Then once I’m done with this, I’d sit down to go through past papers. I don’t think students know how important past papers truly are. They’re vital in your revision because you get to get a hang of the sort of questions that could come (and most of the questions are often re-worded), it helps you go through different concepts very quickly, you understand how to develop answers, and you’re actively recalling all the information you revised. Thus, past papers were a must in my revision. I probably solved past-papers from 2006 onwards for my exams. I went through all the variants, all the years, all the questions, and this really prepared me for all sorts of questions that might be asked. I used to have the past papers open on my laptop, while I wrote down my answers on a piece of paper, or in a notebook or on a whiteboard. Then I’d check all of my answers using the mark scheme. Where the mark scheme doesn’t make sense, I’d refer to the examiner reports. The examiner reports are clear statements from the examiners themselves on what to do and what not to do, and going through those, you’ll understand better what an examiner wants in your answers.

You need to understand what your method of studying is. For me, it was by visual learning and writing down everything. Once you understand what way you can learn better, try to develop a study routine by integrating methods that suit you best. E.g.; if you’re an auditory learner, you can watch lectures or videos of solving past papers to revise.

During my mocks, me and my friends used to group call and everyone would mute ourselves but we had our cameras open. Seeing others study, often motivates you to study as well, and so we made sure we were all working hard and no one was slacking off. I also used to put on calm music while I studied; this provided background music and let me concentrate better and made me actually enjoy studying. While I did past-papers, I’d put on more groovy songs that make you want to get up and dance, and this would help me remain active and alert while I solved questions.

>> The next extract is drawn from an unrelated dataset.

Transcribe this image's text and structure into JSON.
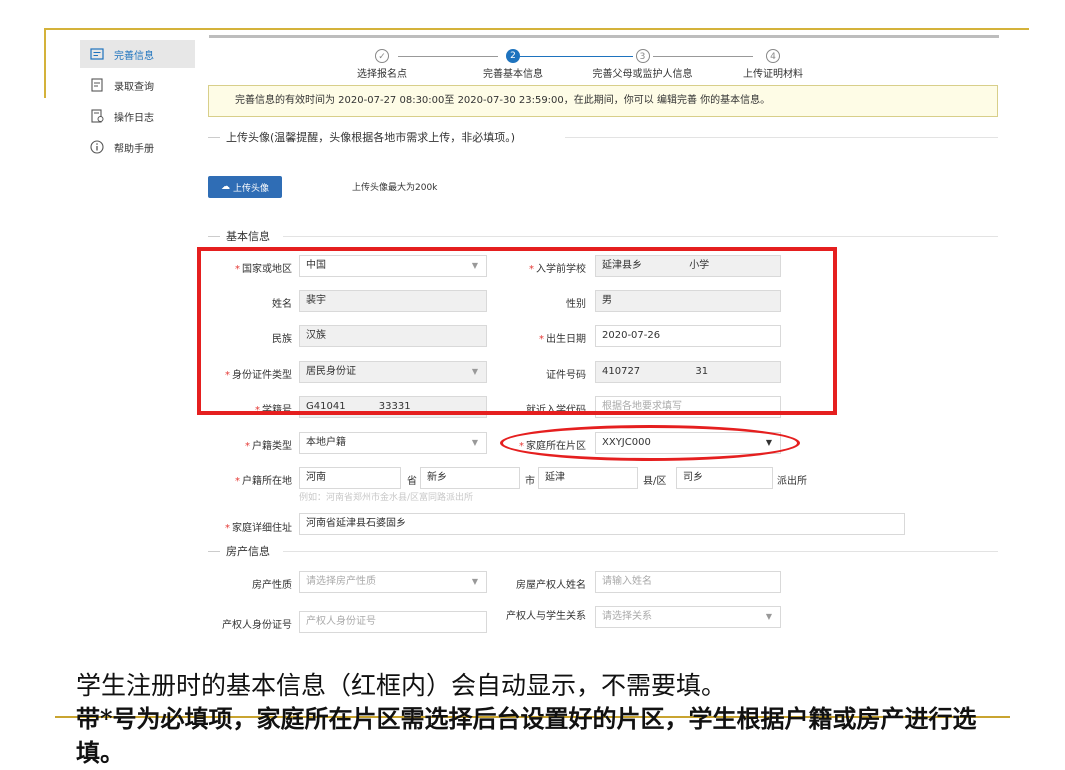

Before I started studying, I’d make little sticky notes with motivational quotes and such that would make me smile whenever I looked at them and this would also put me in a better mood. When I took breaks, I would go eat snacks or watch a YouTube video, anything to make me forget studies for that short period of time and this, I’ve seen, really refreshes your brain. But you need to have a lot of self-control and make sure you don’t get distracted.

What to before the exam:

Before going in for the exam, I’d make sure to get at least 5 hours of sleep. When your brain is well-rested, it’ll be able to process things better and work more efficiently. I also made sure to have a good breakfast, something that makes me more awake. I’d do quick revisions on anything that I think I should still go through and go through questions that I missed out on. Before going into the exam, id talk with my friends, make a few jokes and make myself feel relaxed. The better you feel, the better the outcome will be.

What to do during the exam:

Read the questions very carefully. Understand what exactly they’re asking and look out for keywords. Underline the actual question in the text. Pace yourselves and don’t be in a hurry to finish the exam, rather make sure you’re answering and giving all possible details in your answer that would be required. Do not panic, and if you feel like you are, look up and close your eyes, take a deep breath and remind yourself that you’ve got this. If there’s a particularly tough question that you can’t figure out then mark the question and move on to the next. Come back to that question later on after you’ve done the rest. Once you’re done with the paper, do a quick recheck and then close it. It’s done, it’s over, you don’t need to fret over it now. Put your head down and take a nap if you can.

To read more blogs as such, please click here.